Web page and app entries
:::::

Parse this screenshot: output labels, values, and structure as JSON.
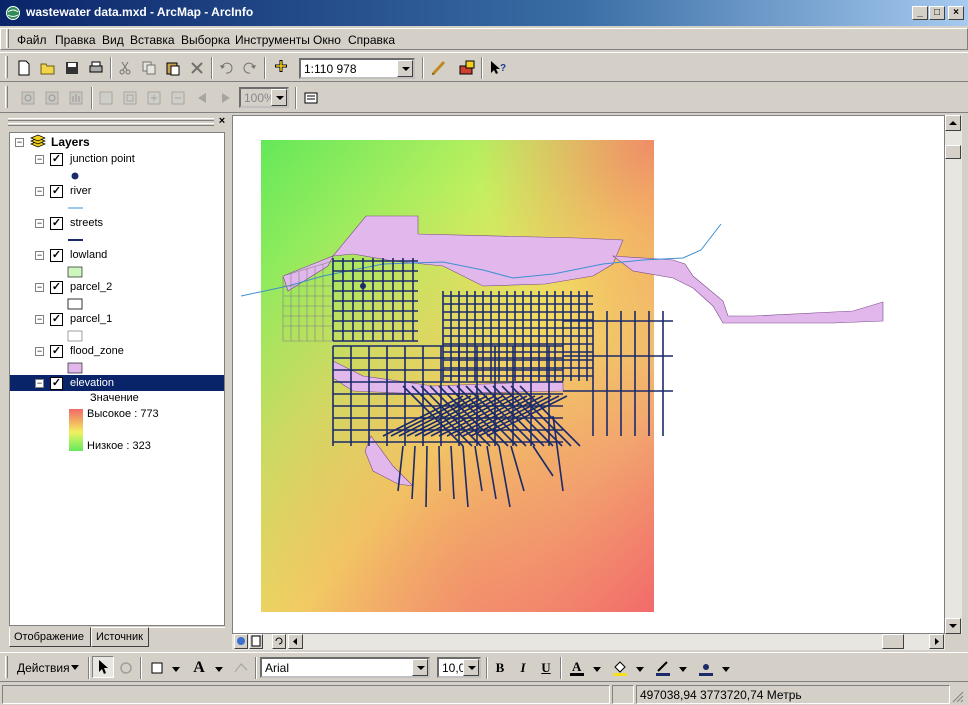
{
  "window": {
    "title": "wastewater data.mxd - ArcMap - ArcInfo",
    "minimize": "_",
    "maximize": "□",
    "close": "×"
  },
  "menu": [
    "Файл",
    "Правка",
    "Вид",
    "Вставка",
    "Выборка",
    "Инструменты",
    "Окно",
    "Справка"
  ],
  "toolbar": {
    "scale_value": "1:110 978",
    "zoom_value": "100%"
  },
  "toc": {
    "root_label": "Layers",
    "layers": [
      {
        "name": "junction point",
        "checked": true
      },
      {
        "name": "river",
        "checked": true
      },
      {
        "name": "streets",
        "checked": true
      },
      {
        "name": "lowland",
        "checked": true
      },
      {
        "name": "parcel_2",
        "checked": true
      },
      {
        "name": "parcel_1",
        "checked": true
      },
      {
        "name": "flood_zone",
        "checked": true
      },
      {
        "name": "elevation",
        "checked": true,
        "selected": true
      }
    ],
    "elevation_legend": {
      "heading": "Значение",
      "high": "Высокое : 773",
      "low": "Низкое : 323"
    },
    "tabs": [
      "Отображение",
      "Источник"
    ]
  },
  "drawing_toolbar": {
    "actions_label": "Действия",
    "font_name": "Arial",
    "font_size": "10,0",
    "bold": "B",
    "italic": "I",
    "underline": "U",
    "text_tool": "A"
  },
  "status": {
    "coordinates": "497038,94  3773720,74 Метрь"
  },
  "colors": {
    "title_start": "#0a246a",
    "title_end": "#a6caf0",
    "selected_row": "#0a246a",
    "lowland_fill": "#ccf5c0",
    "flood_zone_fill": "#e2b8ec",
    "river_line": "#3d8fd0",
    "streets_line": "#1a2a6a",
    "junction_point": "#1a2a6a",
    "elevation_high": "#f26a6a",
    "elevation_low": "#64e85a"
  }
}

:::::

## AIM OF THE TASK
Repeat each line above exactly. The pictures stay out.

## OUTPUT
Parse this screenshot: output labels, values, and structure as JSON.
{
  "window": {
    "title": "wastewater data.mxd - ArcMap - ArcInfo",
    "minimize": "_",
    "maximize": "□",
    "close": "×"
  },
  "menu": [
    "Файл",
    "Правка",
    "Вид",
    "Вставка",
    "Выборка",
    "Инструменты",
    "Окно",
    "Справка"
  ],
  "toolbar": {
    "scale_value": "1:110 978",
    "zoom_value": "100%"
  },
  "toc": {
    "root_label": "Layers",
    "layers": [
      {
        "name": "junction point",
        "checked": true
      },
      {
        "name": "river",
        "checked": true
      },
      {
        "name": "streets",
        "checked": true
      },
      {
        "name": "lowland",
        "checked": true
      },
      {
        "name": "parcel_2",
        "checked": true
      },
      {
        "name": "parcel_1",
        "checked": true
      },
      {
        "name": "flood_zone",
        "checked": true
      },
      {
        "name": "elevation",
        "checked": true,
        "selected": true
      }
    ],
    "elevation_legend": {
      "heading": "Значение",
      "high": "Высокое : 773",
      "low": "Низкое : 323"
    },
    "tabs": [
      "Отображение",
      "Источник"
    ]
  },
  "drawing_toolbar": {
    "actions_label": "Действия",
    "font_name": "Arial",
    "font_size": "10,0",
    "bold": "B",
    "italic": "I",
    "underline": "U",
    "text_tool": "A"
  },
  "status": {
    "coordinates": "497038,94  3773720,74 Метрь"
  },
  "colors": {
    "title_start": "#0a246a",
    "title_end": "#a6caf0",
    "selected_row": "#0a246a",
    "lowland_fill": "#ccf5c0",
    "flood_zone_fill": "#e2b8ec",
    "river_line": "#3d8fd0",
    "streets_line": "#1a2a6a",
    "junction_point": "#1a2a6a",
    "elevation_high": "#f26a6a",
    "elevation_low": "#64e85a"
  }
}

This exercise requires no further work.